Single Point of Failure
A Single Point of Failure or SPOF is a point in a system (in our case, a rope system), that if it fails, the whole system fails. The idea of Single Points of Failure is the basic concept in understanding the application of backup in rope work.
"Even though it contains the word "single", a system may have multiple SPOPF.
- In many cases, the human is an SPOF. Two obvious examples are the belayer in top rope and rappelling with a prussik.
In rope rescue situations it is recommended not to have any single points of failure. We eliminate SPOFs by doubling the systems, coupling them or simply backing them up. In climbing, rappelling and canyoning there usually are SPOFs that cannot be eliminated for reasons of practicality and ease of use. Some SPOFs are intentional, like when rapping of a trad route.
A useful exercise for understanding SPOFs is:
List all the SPOFs in a top rope system (solution can be found here).
When the system is build, SPOFs should be analyzed, evaluated and, if needed, eliminated. We know that most failures are due to human errors, either by misjudgment, by wrong application of parts of the system, or by using an altogether unsuitable technique or pieces of gear. A negligible fraction of accidents are due to gear failure.
different approaches to backing up
There are two basic approaches to backup in a rope system:
backup only where it's needed
The first approach is to backing up only where backup is needed. This decision is in the hands of the person who sets up the rig. According to that perception, whether to backup and the mode of backing up are subjective and are highly dependent upon the rigger, his skills and experience, and on the way he sees the dangers.
the points that need backup are of two types:
1. Points that have a higher chance for gear failure. For example:
- A Biner's gate that is located on a rock edge is pushed against it and can accidentally open. In this case a second, reversed biner would be a proper backup.
- A webbing or rope that are loaded and pass over a sharp edge or corner with serious risk of cutting. In that case, a second, unloaded (a little longer) rope or webbing will do the trick.

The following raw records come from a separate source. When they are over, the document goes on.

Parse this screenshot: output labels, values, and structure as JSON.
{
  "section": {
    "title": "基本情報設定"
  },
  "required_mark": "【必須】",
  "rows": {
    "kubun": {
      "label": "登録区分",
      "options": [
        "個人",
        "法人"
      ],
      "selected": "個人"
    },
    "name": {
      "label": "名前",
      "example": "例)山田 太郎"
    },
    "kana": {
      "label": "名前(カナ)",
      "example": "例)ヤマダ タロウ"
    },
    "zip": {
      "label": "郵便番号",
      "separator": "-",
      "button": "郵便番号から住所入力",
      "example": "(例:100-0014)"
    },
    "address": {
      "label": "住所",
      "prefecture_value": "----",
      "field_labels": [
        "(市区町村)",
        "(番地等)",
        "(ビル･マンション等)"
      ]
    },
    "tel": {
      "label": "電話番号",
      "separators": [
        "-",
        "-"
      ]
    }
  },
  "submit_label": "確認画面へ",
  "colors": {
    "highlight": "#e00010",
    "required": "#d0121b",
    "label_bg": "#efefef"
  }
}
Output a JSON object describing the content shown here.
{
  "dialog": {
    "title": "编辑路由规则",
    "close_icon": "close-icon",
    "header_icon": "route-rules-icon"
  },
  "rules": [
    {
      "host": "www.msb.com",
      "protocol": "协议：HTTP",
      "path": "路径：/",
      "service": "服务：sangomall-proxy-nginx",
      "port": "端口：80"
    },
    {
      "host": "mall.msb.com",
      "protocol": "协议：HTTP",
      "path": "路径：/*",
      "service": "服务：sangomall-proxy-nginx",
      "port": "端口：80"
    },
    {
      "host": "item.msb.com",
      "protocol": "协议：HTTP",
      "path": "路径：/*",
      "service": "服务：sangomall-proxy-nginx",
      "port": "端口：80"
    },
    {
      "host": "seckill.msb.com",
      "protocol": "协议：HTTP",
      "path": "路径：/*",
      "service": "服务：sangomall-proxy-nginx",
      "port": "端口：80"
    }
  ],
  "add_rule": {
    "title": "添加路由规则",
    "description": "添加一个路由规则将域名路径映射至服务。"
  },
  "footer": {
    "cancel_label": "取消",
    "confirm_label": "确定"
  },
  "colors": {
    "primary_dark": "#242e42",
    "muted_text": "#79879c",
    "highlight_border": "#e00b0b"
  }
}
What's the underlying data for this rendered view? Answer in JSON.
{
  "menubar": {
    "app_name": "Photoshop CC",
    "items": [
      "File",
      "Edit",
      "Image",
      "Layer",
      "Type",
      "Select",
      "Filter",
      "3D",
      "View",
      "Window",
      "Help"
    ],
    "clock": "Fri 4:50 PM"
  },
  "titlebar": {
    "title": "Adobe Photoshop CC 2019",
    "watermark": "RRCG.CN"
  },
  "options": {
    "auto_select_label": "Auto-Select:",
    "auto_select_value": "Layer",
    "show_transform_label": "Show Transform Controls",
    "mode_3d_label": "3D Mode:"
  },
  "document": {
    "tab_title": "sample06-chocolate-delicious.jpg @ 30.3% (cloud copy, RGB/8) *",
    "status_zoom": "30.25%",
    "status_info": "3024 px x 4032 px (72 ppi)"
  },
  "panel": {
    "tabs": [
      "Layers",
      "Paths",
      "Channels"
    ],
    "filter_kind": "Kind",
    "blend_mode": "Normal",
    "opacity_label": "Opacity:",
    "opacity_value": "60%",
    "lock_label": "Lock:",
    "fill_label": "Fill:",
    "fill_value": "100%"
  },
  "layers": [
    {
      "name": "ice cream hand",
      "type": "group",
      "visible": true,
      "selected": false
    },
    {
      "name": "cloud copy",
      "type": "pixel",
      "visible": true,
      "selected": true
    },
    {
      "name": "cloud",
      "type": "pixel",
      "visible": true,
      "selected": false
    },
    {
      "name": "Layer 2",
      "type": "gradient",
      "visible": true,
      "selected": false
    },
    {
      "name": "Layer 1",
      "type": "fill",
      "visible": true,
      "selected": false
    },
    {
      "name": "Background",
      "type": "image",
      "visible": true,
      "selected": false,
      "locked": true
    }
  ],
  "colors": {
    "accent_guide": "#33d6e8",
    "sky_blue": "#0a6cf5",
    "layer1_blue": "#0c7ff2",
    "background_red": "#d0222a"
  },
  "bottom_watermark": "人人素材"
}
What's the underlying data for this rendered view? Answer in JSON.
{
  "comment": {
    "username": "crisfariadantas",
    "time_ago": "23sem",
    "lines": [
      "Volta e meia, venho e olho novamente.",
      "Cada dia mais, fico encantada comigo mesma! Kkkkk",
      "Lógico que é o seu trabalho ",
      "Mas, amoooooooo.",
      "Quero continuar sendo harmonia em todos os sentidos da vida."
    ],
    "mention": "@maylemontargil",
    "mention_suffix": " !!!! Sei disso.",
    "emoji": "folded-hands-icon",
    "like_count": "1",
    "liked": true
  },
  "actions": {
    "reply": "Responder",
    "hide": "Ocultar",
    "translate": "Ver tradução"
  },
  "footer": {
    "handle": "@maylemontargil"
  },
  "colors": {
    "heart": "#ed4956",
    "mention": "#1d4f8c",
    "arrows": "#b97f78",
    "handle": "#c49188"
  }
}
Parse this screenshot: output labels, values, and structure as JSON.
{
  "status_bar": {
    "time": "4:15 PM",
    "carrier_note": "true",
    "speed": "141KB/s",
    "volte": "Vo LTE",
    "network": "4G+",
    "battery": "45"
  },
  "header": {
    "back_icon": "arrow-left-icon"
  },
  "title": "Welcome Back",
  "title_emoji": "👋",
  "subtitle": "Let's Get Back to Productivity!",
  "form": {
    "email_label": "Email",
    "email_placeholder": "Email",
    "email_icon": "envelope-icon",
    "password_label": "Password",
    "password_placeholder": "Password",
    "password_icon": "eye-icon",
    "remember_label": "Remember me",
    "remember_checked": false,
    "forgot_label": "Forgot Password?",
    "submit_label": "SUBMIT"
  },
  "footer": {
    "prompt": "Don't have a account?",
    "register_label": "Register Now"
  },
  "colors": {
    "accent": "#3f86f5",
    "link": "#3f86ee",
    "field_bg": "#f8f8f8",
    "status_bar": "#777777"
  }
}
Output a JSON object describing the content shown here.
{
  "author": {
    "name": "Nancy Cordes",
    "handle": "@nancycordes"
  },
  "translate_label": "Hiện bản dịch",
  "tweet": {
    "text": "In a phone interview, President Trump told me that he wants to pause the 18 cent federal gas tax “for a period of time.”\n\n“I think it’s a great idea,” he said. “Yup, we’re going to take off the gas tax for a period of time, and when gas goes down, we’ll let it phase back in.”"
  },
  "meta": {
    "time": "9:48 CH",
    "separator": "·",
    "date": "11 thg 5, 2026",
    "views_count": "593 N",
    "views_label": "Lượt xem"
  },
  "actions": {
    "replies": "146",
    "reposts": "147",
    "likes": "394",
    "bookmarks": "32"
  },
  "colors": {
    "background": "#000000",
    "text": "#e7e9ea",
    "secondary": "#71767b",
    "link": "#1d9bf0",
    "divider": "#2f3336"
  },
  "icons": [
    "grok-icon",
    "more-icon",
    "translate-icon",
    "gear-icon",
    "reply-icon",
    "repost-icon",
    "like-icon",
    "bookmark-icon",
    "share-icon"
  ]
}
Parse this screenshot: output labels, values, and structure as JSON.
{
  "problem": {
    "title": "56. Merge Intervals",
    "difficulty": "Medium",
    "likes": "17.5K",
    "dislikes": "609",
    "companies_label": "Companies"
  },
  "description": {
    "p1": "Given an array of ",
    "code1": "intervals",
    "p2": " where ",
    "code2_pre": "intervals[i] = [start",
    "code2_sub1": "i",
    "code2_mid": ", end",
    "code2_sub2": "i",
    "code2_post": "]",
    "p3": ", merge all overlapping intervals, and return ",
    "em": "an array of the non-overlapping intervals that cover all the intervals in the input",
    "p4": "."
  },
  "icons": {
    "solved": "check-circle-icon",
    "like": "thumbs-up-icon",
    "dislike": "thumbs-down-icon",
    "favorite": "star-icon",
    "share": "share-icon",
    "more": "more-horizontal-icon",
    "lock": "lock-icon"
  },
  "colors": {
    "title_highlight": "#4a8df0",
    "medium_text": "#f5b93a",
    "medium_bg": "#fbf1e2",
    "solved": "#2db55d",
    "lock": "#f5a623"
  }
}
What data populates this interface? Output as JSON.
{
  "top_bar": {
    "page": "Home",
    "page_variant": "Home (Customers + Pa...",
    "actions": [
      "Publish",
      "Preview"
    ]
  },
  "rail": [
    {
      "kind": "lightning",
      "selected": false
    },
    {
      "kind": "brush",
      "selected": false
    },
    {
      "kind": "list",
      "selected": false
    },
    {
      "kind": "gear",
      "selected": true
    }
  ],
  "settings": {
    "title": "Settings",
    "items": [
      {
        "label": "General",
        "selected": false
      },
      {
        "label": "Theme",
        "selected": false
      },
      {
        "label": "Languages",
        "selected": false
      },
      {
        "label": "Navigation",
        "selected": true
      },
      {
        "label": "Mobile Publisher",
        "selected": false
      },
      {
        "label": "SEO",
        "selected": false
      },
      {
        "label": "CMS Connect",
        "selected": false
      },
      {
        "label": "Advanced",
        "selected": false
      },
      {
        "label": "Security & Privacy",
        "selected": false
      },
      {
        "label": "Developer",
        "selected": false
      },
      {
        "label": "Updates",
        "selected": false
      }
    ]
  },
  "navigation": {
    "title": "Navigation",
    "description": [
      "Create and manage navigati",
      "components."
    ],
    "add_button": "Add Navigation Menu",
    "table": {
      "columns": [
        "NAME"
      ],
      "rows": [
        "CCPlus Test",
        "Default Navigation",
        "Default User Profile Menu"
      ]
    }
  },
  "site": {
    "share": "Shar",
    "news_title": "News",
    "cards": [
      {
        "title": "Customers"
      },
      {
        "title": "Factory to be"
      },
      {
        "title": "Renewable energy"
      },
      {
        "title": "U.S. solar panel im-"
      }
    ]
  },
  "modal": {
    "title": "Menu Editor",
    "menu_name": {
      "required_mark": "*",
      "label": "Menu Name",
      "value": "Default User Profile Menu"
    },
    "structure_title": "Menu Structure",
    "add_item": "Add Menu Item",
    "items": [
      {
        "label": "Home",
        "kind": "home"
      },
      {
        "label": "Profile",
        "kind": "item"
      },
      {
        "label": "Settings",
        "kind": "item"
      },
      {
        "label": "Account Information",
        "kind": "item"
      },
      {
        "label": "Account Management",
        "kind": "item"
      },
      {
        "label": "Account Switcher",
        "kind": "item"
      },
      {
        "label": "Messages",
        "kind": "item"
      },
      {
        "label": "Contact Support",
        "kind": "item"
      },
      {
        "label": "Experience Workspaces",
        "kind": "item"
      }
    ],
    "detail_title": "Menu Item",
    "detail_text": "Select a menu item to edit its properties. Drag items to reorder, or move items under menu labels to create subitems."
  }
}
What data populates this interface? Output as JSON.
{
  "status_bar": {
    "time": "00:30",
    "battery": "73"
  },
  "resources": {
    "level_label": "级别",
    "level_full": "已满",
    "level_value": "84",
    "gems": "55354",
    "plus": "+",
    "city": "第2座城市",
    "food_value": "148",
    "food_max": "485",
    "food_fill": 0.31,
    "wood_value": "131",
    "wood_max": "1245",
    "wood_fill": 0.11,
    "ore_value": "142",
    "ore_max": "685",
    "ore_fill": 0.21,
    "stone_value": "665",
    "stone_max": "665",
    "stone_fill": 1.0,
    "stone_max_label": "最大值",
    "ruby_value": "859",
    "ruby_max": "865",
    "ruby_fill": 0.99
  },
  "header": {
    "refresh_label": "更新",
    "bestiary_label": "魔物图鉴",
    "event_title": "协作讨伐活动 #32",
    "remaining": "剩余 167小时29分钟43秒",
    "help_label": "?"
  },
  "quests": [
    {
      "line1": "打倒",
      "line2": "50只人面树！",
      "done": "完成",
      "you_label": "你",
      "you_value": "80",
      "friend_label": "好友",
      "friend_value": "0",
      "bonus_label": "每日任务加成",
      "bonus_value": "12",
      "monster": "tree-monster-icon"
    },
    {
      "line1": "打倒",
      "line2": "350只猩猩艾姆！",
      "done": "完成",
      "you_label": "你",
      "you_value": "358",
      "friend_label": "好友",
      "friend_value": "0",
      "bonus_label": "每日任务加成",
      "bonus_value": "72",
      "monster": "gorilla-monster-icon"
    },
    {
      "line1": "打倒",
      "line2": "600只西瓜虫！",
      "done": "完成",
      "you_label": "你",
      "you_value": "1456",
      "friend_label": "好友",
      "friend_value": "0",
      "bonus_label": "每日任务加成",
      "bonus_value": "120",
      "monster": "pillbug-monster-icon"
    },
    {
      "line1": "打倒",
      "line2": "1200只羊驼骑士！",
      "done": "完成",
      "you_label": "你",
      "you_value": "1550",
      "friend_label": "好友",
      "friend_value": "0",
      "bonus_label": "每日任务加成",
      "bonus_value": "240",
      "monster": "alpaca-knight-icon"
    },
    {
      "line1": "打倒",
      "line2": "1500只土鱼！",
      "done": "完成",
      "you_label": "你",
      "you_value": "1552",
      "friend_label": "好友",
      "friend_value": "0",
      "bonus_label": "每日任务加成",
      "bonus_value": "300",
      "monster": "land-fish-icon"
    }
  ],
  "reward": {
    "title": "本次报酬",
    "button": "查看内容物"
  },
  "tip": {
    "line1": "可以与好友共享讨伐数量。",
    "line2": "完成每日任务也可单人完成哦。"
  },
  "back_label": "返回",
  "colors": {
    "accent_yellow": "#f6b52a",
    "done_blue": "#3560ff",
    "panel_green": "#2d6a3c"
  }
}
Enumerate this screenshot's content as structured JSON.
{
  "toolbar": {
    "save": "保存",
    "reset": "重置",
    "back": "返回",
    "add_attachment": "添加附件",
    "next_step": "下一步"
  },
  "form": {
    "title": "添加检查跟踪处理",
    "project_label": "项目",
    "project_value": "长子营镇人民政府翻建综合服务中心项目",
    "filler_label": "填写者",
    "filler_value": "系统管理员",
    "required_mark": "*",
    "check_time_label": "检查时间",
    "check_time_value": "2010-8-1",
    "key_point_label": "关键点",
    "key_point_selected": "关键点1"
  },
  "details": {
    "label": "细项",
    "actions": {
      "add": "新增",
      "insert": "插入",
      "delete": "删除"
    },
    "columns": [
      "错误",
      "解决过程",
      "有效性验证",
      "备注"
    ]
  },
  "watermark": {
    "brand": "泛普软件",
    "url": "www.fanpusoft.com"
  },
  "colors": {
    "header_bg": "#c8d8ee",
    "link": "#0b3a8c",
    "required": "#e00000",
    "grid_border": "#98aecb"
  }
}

2. Points that are prone to failure due to human error. For example:
- A locking biner on the harness, that can get unlocked and potentially open. This is backed up wit another connection to the rope (prussik, for example).
- When setting a belay on a trad route, we use more than one piece of pro.
This approach, in general, requires a high level of skill and knowledge, and is more commonly found in personal activity as rock climbing, alpinism, caving and canyoning. These activities put a lot of emphasize on being lightweight and avoiding bulky systems. For example, it is not considered necessary to backup a a webbing or a biner that are hanging freely and do not touch rock or ice. The assumption is that the gear will not fail by itself.
always backup everything!
The second approach is to have a backup for each and every element in your system. This is looked upon as a rule and is done without using any judgement. Backing up everything minimizes the risk and especially the chances of human error.
This is an extreme statement, of course, and is ridiculous in a way. Backing up everything cannot be taken seriously because:
- In most cases you simply cannot backup everything, and even if you could, it's not practical. That means you need to decide what does and what does not need backup, which contradicts the basic demand.
- If you backup not all, but too many elements
- your system becomes bulkier and confusing. This in itself makes you less safe, which again, works against the demand to backup to be safer.
- you have too much stuff, which makes you slower on the route (in climbing and canyoning). If the weight is not a good enough argument, you also have to spend more time on setting belays and operating them, which also consumes time. Remember, fast is safe.
So what do we do? we backup everything that is not excessively strong. So, all pieces of gear we backup, ropes, biners etc. We would not backup a large tree or a huge building as an anchor even if it is an SPOF.
The principle with this approach is to minimize the effect of the rigger's judgement and so avoid errors. This is common in courses and guided activities, as well as when working with a large number of people: large groups, rescue teams etc.
Contributions to this page were made by Mica Yaniv and others...